In terms of equipment, the H2 SUT now boasts 10 more horsepower over the previous year’s model. It also comes with a receiver in the front and rear bumpers, which means you can hook your trailer to the front of the truck and push it in head-first instead of having to back it in. The receiver also doubles as a place to mount a temporary winch if the truck should get stuck. We also liked automatic leveling system, which we believe helped contribute to the truck’s towing stability.

With all these disparate qualities, it makes you ask the question: Who is this truck for? Well, it’s not for everyone, but in an ideal world, it’s for the person who needs lots of off-road capabilities, but still needs to tow 6,500-plus pounds. If we had to guess, we’d say that customer likely lives and plays in the mountains and boats on mountain lakes. He also lives near a gas station.


EPA Fuel Economy Estimates
City... NA mpg
Highway... NA  mpg

0-60 towing... 17.87 seconds
40-60 towing... 11.08 seconds
0-60 non-towing... 11.45 seconds
40-60 non-towing... 6.52 seconds

Engine... 6.0-liter Vortec V-8
Horsepower... 325 @ 5,200 rpm
Torque... 365 pound-feet @    4000 rpm
Compression ratio... 9.4:1
Transmission... Four-speed electronic automatic

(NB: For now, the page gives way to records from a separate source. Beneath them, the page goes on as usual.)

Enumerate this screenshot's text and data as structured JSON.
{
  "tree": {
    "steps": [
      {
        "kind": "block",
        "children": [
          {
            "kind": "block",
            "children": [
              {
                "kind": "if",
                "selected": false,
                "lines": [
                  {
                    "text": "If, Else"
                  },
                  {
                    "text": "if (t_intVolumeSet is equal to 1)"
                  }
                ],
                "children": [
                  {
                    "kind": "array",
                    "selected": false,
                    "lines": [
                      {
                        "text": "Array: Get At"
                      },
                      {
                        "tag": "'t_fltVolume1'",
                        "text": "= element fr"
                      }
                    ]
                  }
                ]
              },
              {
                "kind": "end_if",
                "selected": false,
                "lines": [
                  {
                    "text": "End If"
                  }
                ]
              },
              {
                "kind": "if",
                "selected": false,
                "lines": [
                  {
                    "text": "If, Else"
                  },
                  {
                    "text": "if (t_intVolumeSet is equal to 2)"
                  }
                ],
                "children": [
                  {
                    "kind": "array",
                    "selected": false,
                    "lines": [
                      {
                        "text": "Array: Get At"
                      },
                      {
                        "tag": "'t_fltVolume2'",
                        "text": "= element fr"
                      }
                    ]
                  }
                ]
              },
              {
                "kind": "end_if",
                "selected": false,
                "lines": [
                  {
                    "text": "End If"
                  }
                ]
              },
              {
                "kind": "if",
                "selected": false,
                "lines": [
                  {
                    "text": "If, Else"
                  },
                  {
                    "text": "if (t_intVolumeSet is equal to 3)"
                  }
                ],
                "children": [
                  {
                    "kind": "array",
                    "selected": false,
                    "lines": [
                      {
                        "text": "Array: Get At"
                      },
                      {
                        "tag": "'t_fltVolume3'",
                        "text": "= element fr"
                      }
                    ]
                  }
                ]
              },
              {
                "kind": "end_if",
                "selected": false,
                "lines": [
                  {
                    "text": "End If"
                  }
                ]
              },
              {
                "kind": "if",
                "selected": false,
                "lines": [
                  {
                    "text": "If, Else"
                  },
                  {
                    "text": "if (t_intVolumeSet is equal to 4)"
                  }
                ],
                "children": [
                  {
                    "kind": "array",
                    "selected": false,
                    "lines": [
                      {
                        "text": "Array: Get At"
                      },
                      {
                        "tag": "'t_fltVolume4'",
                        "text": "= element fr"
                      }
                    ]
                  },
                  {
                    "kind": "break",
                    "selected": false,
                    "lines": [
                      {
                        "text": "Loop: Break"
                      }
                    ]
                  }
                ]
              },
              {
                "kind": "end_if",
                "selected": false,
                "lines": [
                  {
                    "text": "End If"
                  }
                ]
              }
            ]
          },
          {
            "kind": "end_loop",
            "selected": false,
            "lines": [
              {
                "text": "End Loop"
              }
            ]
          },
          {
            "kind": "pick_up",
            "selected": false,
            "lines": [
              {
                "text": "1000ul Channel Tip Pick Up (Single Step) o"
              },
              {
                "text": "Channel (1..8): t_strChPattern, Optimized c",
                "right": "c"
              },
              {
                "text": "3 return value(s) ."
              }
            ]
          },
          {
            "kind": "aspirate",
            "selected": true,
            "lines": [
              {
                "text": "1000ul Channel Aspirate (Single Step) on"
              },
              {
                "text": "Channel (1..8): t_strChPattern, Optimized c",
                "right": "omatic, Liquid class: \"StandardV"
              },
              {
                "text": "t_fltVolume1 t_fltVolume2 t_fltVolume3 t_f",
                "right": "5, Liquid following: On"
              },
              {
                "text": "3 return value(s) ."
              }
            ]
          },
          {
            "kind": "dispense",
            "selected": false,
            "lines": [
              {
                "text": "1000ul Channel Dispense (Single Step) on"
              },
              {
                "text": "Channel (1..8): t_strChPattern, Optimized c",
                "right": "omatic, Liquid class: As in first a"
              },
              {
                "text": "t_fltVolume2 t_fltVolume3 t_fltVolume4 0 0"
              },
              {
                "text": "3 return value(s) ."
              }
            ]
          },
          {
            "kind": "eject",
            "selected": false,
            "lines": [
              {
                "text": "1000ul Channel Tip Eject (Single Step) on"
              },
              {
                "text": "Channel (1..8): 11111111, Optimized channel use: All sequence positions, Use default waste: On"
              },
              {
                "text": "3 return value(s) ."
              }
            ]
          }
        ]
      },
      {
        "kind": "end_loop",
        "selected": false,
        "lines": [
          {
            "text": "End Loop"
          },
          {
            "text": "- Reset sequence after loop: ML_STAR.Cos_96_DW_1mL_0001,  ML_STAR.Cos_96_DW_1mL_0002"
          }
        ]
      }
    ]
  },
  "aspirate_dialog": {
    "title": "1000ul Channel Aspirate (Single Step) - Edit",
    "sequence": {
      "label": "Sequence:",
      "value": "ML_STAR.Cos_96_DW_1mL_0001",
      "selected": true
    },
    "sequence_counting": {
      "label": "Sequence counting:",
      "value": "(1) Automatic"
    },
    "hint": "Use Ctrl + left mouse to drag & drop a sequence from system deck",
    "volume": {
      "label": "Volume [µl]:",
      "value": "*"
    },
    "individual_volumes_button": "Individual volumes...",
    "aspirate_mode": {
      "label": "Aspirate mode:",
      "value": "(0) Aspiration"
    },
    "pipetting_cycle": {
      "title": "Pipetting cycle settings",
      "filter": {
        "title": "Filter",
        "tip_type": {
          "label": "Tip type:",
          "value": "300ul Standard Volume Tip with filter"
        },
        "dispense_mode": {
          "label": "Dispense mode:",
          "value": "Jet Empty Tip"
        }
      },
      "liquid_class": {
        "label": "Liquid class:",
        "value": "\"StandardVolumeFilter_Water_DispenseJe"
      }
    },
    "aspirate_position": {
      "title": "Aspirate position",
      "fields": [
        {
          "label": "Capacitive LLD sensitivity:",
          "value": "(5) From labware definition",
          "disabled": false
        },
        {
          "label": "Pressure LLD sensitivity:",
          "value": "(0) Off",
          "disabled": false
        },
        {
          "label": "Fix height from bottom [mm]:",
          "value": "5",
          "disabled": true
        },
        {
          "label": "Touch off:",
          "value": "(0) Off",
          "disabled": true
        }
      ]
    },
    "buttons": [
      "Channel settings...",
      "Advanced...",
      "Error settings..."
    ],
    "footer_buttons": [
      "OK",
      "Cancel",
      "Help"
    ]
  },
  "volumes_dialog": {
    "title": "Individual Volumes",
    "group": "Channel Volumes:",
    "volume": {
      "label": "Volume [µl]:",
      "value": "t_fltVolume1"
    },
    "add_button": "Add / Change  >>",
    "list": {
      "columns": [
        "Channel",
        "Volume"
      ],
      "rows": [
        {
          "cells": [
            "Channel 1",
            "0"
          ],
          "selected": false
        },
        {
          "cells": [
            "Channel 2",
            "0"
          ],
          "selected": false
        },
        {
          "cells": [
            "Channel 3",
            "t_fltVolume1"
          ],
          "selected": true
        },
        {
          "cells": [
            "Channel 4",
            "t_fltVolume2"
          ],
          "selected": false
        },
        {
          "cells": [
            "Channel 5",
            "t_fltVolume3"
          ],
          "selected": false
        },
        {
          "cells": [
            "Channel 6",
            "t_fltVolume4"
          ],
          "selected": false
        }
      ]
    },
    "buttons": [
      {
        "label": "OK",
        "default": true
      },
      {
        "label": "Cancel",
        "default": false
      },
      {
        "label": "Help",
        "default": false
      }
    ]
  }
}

Axle ratio... 4.10:1
Fuel capacity... 32 gal.
Tire size... LT315-70R-17
Brakes... Four-wheel disc with antilock
Suspension... Front: independent with torsion bars; Rear: five-link live axle with coil springs.

Curb weight... 6,400 lb.
Tow rating... 6,700 lb.
Gross Vehicle Weight Rating... 8,600 lb.
Gross Combined Weight Rating... 15,300 lb.

Overall length... 203.5"
Maximum width... 81.2"
Wheelbase... 122.8"

Base price...$51,995
Price as tested... $57,860

2003 Formula 271 FAS3Tech
8,000 lbs.

Customer service... 800-REAL-4WD
Web site...

Home | Choosing a Vehicle | Choosing a Trailer | Maintenance | Hitch Types | Towing Guidelines | About Us | Contact
Online Towing Guide ©2010 Quench Media, LLC